Foraging is a life-long learning process, and Fergus has been at it for 30 years. Not only does he have great depths of knowledge in all the key aspects of identification, processing, use and best sustainable practice, but he combines it with a fun and engaging manner that brings the craft to life and makes it accessible to all. He has been described by his foraging instructor peers as "the Starship Enterprise of foraging". Forager Mark Williams enthused: "We need gastronauts like Star Fleet Commander Drennan to chart new worlds..." His favourite was when he was described as "Heston Blumenthal, Rene Redzepi, and Pascal Bauder, rolled into one.”

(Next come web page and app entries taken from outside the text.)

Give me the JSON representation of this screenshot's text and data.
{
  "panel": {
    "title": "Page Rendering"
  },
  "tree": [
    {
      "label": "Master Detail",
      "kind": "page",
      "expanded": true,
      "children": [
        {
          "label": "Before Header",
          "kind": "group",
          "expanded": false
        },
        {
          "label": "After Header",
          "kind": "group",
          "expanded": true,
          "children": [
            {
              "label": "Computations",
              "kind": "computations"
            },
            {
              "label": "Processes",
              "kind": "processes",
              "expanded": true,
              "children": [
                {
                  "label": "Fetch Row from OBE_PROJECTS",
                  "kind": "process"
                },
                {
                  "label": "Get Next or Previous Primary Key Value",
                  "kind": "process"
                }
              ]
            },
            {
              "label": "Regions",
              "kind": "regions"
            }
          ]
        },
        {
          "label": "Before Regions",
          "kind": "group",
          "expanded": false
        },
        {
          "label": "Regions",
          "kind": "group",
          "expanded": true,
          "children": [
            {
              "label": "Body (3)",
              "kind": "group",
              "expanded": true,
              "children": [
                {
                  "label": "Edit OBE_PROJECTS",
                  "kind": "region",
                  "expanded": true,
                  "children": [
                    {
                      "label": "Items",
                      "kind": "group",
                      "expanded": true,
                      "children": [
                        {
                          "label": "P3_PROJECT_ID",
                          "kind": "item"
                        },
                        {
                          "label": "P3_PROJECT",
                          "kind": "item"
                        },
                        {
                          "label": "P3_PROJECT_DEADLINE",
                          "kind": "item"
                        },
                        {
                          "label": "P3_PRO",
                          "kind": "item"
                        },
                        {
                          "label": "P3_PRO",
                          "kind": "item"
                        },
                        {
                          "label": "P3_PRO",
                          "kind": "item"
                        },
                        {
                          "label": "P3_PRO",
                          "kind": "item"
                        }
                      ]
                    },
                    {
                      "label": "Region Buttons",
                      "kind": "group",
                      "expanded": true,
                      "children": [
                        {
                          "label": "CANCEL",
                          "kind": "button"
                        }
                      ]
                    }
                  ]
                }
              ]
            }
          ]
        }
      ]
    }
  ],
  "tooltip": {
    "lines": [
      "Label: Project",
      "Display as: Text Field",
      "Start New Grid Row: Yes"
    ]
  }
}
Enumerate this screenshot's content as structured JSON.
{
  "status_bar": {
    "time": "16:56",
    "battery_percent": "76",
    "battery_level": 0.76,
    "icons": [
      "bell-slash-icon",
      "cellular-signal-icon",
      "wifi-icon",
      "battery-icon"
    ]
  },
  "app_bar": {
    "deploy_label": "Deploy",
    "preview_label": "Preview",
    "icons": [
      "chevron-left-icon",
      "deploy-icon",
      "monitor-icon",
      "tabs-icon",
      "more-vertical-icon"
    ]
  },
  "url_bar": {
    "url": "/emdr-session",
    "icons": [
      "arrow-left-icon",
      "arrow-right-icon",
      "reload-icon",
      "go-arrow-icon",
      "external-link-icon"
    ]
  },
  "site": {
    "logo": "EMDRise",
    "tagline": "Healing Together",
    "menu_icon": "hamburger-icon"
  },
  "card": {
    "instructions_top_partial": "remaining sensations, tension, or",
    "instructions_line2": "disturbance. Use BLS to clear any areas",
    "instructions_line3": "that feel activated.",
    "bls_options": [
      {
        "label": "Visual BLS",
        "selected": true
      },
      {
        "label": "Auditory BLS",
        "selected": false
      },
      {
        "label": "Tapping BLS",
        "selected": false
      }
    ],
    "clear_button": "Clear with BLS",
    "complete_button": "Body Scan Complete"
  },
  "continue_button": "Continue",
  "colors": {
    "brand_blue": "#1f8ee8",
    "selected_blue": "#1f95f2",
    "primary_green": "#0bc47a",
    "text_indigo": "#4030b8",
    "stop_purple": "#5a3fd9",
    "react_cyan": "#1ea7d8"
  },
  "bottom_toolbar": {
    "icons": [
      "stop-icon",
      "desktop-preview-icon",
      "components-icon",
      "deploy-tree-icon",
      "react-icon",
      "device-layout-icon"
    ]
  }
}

He is inspired to offer this string of courses because there is often the misconception that, in order to really get to know wild plants, you need to visit wild places, or at least the countryside. Certainly that is good to do, but it doesn't fully appreciate the incredible biodiversity to be found in cities, and parks and green spaces in particular. Here biodiversity simply means a unique wealth of plants. Many will be generally wild, others more feral or ornamental, yet from a foraging perspective, whatever their pedigree, they offer unique learning experiences. And, wild food knowledge is usually best developed near to where you live, and in places it is convenient to visit regularly throughout the year.
Strengths you may develop
Public Liability Insurance
First aid training
First aid kit
Please note it is the responsibility of the booker to satisfy themselves about the adequacy of the safety measures. This platform is merely an introducer and does not verify the items listed here.
My experience consists of a leisure activity, on a specific date(s), and therefore the 14-day ‘cooling off period’ under the Consumer Contracts Regulations 2013 does not apply.
No refunds will be given for individual sessions missed or cancelled during the experience.
Although, of course, valid and often unexpected occurrences do arise that lead to non-attendance, I'm increasingly finding that when there is no refund nearly 100% attendees show up, but with a refund, often people don't attend. No refund helps focus intention to attend! Please note that asking to transfer to a later course date than the one you are booked on, I will (and you should) understand to be the same as a cancellation, and no refund will be given. However, if you give me 1 month's notice AND there is space on the later course (in the same year) you wish to attend, I will transfer you.
Wild food experimentalist, course faciliator, forager, the ever-curious Fergus Drennan, aka Fergus The Forager, has been gathering and learning about wild plants, seaweeds, and fungi for over 40 years, beginning on Wimbledon Common, aged 3 years, collecting dandelions for the family’s pet tortoise. Since those early days, and through much creative and experimental exploration he has continued his foraging practice, not only as a means to understand and to discover the practical relevance that foraging has in the modern developed world, but also in terms of what it means to be an environmentally conscious human in relation to the natural world. “Can foraging ever be considered a truly sustainable practice, and if so how?”, is a question that always orchestrates his foraging activity, as does a pursuit of foraging’s playful and creative possibilities, whether they be found in novel recipes using plants, fungi, and seaweeds, or unlocking the possibilities that wild botanicals offer for other non-food-based creative pursuits. That includes, among other things, the making of baskets, mushroom paper, and natural dyes and pigments. Fergus has a huge amount of wild food knowledge to share, and an array of imaginative ways of doing so. After even only an afternoon with him, the natural world around you will never look the same again.